* Medical billing – This occupation involves submitting healthinsurance claims for health care services provided by a licensedhealth professional. Medical billing requires less lengthy trainingthan other health careers.

* Allied health professionals – Many people beyond just doctorsand nurses are involved in patient care, whether directly or insupport capacities. Allied health professionals provide a range ofservices, including technical, therapeutic, support and directpatient services.

* Sonography/sonographer – Sonographers use ultrasoundtechnology to help doctors examine the function and integrity ofstructures within the body, from tendons and muscles to the heart.Their work can be very challenging and requires specifictraining.

* Magnetic Resonance Imaging (MRI) – MRI professionals usesophisticated technological tools to help doctors obtain detailedimages of internal organs, bones and other bodily structures;frequently this includes the brain, heart and muscles.
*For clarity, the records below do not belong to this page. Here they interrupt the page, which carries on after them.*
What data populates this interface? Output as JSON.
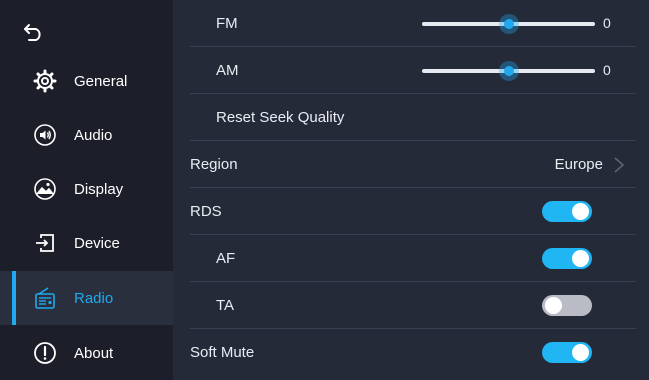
{
  "sidebar": {
    "back_icon": "back-arrow-icon",
    "items": [
      {
        "label": "General",
        "icon": "gear-icon"
      },
      {
        "label": "Audio",
        "icon": "speaker-icon"
      },
      {
        "label": "Display",
        "icon": "display-icon"
      },
      {
        "label": "Device",
        "icon": "device-input-icon"
      },
      {
        "label": "Radio",
        "icon": "radio-icon"
      },
      {
        "label": "About",
        "icon": "info-icon"
      }
    ],
    "active_item": "Radio"
  },
  "settings": {
    "fm": {
      "label": "FM",
      "value": "0",
      "slider_fraction": 0.5
    },
    "am": {
      "label": "AM",
      "value": "0",
      "slider_fraction": 0.5
    },
    "reset_seek_quality": {
      "label": "Reset Seek Quality"
    },
    "region": {
      "label": "Region",
      "value": "Europe"
    },
    "rds": {
      "label": "RDS",
      "on": true
    },
    "af": {
      "label": "AF",
      "on": true
    },
    "ta": {
      "label": "TA",
      "on": false
    },
    "soft_mute": {
      "label": "Soft Mute",
      "on": true
    }
  },
  "colors": {
    "accent": "#20a9f0",
    "background": "#252a38",
    "sidebar": "#1c1f2a"
  }
}
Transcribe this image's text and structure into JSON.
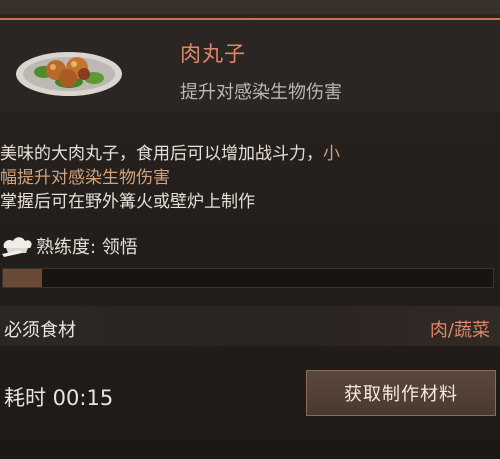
{
  "item": {
    "name": "肉丸子",
    "effect": "提升对感染生物伤害"
  },
  "description": {
    "line1_plain": "美味的大肉丸子，食用后可以增加战斗力，",
    "line1_highlight": "小",
    "line2_highlight": "幅提升对感染生物伤害",
    "line3": "掌握后可在野外篝火或壁炉上制作"
  },
  "proficiency": {
    "icon": "chef-hat-icon",
    "label": "熟练度: 领悟",
    "progress_fraction": 0.08
  },
  "ingredients": {
    "label": "必须食材",
    "value": "肉/蔬菜"
  },
  "cook_time": {
    "label": "耗时 00:15"
  },
  "action_button": {
    "label": "获取制作材料"
  },
  "colors": {
    "accent": "#e0866a",
    "highlight": "#d2a27c",
    "top_line": "#c9774a"
  }
}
* Radiography – Technicians who specialize in radiography useX-rays to help doctors examine inside the body of a patient.

* Dialysis technician – Also known as renal replacement therapy,dialysis helps replace or enhance the functioning of failingkidneys. Supervised by doctors or registered nurses, dialysistechnicians may provide patient care and maintain the equipmentused in dialysis treatments.

* Health information management – Professionals who specializein health information management help hospitals, doctors’ offices,health departments and other health care facilities maintain healthrecords, either electronically or through paper-based systems.

* Medical laboratory technician – Supervised by a pathologist,medical laboratory technicians use microscopes, chemicals,computers and other lab equipment to run lab tests on blood, bodilyfluids and tissues. They may also provide reports on the results oftheir tests, and maintain records and equipment in the lab.

The health care industry offers numerous other jobopportunities, from occupational therapist and respiratorytherapist, to pharmacy technician and paramedic. Health care trainingschools like Sanford-Brown provide educational training for awide range of health careers.

Sanford-Brown does not guarantee employment or salary. Creditsearned are unlikely to transfer.